1.7 points, that’s what separated my one student from a D as his final grade in the course I was teaching this summer. This was the last class he needed to complete in order to graduate. Students pass the class with a D. After seeing the F in my online gradebook, he sent me an e-mail pleading for mercy…
This scenario is a common one. In 14 years as a college professor I have encountered it way too many times. 99% of the time, the F sticks.
This time, however, something I heard on Sunday’s sermon caused me to pause before I replied.
The pastor was talking about Joseph, Jacob’s beloved son, and the many trials he faced before he became number 2 in command in Egypt. I’ve always loved Joseph’s story, with its many twists and turns. I didn’t see this twist coming, though. Our pastor skillfully helped us to decipher the mystery of God’s love intertwined all throughout the Biblical narrative until we couldn’t help but sit in silence and contemplation. It was a simple message, nothing highly theological, but highly effective. I cannot duplicate his words, but those which stuck in my soul sounded something like this, God’s love is so abundant that it frees us to throw caution to the wind, take risks and love foolishly.
The last two words kept bouncing back and forth in my head, and it wasn’t until I was honest with myself that I realized why they continued their persisting tugging at my heart. The combination of words was particularly convicting to me because it hit me right in the middle of my selfishness and pride.
“What does he mean, love foolishly?”
“There’s no way we can love so unguardedly! We’ll be taken advantaged of!”
“I don’t want anybody taking advantage of me for being foolish. I don’t want to be the laughingstock!”
Yep, the words bothered me because, more often than not, my pride gets in the way of my love.
I don’t want people to think I am a fool. I want to be smart and witty and street savvy. I don’t want people thinking I am naïve. No, not me!
I’m so worried about what other people may or may not think of me that I forget to care about what God may think. I’m so concerned about being bright and right, and proud of my perceived self-sufficiency that I forget the source of all my success.
I forget that I am nothing without Him and that whatever much or little I have; He has given to me to do His work and bless His beloved.
I forget that God is way more than enough, and that no matter how much we seem to lose, we never really face true loss because in Him, we always enjoy overflowing abundance.
I forget that love is the mark of His children and compassion is their native language.
Before I replied to my student, I went back to my electronic gradebook and reviewed his individual grades. As I scrolled down the different assignments, I saw a few zeroes in some of the graded homework, but I also remembered that he would participate in class every time there was a chance. Needless to say, the thoughts about loving foolishly kept coming back to my mind as my laptop’s screen was glowing bluish light on my face.
1.7 points separated me from loving foolishly. The price would be my pride.
I cannot be sure what my student would do with his degree. I don’t know if he would turn out to be a good, productive citizen and child of God. I don’t know if he went back to his buddies and laughed at me and how foolish I was for falling for his pleading words.
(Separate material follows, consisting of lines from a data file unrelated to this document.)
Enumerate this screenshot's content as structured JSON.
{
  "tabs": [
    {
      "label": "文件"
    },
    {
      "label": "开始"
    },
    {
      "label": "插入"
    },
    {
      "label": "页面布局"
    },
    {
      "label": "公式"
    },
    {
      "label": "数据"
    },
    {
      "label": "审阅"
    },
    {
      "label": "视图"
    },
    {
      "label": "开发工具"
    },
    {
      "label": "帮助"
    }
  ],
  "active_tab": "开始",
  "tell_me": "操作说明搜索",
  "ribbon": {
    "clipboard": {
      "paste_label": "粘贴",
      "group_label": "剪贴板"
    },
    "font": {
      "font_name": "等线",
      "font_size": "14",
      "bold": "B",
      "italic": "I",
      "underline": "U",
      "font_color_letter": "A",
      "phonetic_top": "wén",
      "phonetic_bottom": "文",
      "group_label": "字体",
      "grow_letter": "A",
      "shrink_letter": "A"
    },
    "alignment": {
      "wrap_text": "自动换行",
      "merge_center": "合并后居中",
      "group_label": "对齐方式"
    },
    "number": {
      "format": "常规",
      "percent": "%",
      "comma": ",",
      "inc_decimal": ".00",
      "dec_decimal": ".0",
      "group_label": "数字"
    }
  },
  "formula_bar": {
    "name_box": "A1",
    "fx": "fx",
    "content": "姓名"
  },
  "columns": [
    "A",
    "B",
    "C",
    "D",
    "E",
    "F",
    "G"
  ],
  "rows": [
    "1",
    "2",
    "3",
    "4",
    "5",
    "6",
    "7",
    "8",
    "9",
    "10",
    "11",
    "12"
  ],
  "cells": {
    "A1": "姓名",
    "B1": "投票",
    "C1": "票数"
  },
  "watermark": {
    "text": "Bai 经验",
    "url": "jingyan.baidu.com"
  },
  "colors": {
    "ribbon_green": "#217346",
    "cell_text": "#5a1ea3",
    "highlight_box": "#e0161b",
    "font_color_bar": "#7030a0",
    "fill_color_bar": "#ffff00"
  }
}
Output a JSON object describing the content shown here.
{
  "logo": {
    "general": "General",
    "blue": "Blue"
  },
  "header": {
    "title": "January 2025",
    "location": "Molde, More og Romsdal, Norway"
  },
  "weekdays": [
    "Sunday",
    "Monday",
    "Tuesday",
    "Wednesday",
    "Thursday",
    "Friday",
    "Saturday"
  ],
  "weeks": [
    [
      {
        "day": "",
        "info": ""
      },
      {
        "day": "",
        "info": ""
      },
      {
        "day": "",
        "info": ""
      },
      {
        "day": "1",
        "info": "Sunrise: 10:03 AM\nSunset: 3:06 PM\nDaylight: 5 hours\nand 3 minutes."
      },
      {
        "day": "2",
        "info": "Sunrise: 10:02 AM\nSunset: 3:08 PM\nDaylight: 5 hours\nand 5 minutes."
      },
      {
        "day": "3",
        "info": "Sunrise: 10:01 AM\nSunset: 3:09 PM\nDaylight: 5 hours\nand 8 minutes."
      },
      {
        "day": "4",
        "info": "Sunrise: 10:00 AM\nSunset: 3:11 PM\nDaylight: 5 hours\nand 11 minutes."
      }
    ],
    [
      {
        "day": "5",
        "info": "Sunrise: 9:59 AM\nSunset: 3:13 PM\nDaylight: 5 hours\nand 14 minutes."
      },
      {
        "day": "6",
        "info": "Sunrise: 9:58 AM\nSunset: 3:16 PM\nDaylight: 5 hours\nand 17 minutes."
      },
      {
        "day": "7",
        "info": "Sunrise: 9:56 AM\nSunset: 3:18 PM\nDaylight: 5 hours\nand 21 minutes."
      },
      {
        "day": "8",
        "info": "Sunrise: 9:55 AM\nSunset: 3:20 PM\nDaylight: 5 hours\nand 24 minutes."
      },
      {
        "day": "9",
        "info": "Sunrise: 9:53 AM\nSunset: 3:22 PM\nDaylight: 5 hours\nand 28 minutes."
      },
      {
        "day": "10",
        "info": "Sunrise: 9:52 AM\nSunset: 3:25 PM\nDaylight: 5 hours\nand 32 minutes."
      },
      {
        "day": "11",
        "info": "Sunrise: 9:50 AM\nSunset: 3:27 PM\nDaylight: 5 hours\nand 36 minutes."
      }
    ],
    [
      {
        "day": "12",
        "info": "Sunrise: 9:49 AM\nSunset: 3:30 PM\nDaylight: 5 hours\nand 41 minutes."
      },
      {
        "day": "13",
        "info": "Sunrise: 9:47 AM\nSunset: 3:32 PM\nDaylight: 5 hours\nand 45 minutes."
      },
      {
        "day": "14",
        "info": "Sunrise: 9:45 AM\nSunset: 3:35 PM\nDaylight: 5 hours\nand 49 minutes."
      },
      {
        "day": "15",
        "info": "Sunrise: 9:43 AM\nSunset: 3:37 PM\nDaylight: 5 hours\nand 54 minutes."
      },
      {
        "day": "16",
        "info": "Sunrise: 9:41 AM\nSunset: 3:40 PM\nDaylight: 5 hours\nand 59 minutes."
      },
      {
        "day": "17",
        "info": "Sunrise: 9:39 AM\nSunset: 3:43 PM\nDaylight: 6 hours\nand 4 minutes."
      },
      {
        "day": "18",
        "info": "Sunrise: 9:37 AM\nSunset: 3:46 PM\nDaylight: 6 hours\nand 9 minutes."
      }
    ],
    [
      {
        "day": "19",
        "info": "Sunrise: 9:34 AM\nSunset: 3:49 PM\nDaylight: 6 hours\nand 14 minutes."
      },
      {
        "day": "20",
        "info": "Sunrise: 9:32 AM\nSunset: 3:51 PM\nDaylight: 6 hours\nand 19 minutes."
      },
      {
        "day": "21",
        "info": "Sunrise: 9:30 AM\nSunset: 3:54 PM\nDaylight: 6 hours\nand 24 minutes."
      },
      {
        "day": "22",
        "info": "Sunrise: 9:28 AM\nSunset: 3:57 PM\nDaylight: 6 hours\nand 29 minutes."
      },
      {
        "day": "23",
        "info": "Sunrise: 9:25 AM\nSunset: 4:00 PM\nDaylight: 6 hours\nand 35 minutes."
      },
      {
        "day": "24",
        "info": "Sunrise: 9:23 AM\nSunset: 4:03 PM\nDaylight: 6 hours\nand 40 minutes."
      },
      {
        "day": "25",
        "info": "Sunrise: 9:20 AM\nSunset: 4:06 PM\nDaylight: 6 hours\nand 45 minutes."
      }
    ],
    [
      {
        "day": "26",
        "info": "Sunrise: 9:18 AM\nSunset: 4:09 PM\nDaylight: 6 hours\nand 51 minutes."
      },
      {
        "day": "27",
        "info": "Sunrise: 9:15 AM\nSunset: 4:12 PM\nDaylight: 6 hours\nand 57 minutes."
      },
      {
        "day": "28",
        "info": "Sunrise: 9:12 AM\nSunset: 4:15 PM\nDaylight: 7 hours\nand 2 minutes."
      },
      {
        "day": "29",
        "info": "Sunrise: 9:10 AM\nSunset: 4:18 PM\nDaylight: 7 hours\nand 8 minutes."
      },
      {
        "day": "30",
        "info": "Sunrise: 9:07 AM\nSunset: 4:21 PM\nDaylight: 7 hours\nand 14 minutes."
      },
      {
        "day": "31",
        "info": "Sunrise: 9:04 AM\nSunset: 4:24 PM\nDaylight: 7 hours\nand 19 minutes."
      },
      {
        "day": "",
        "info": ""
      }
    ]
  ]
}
I have no control over what he does with the gift of 1.7 points. I am not responsible for his actions afterwards. I am only responsible for my own. I am only responsible for my choice to obey my pride or to take a first step toward loving foolishly.
I am not saying that I will now give points away to all my students who request them. All I’m saying is that I am going to try to not let my pride get in my way to love.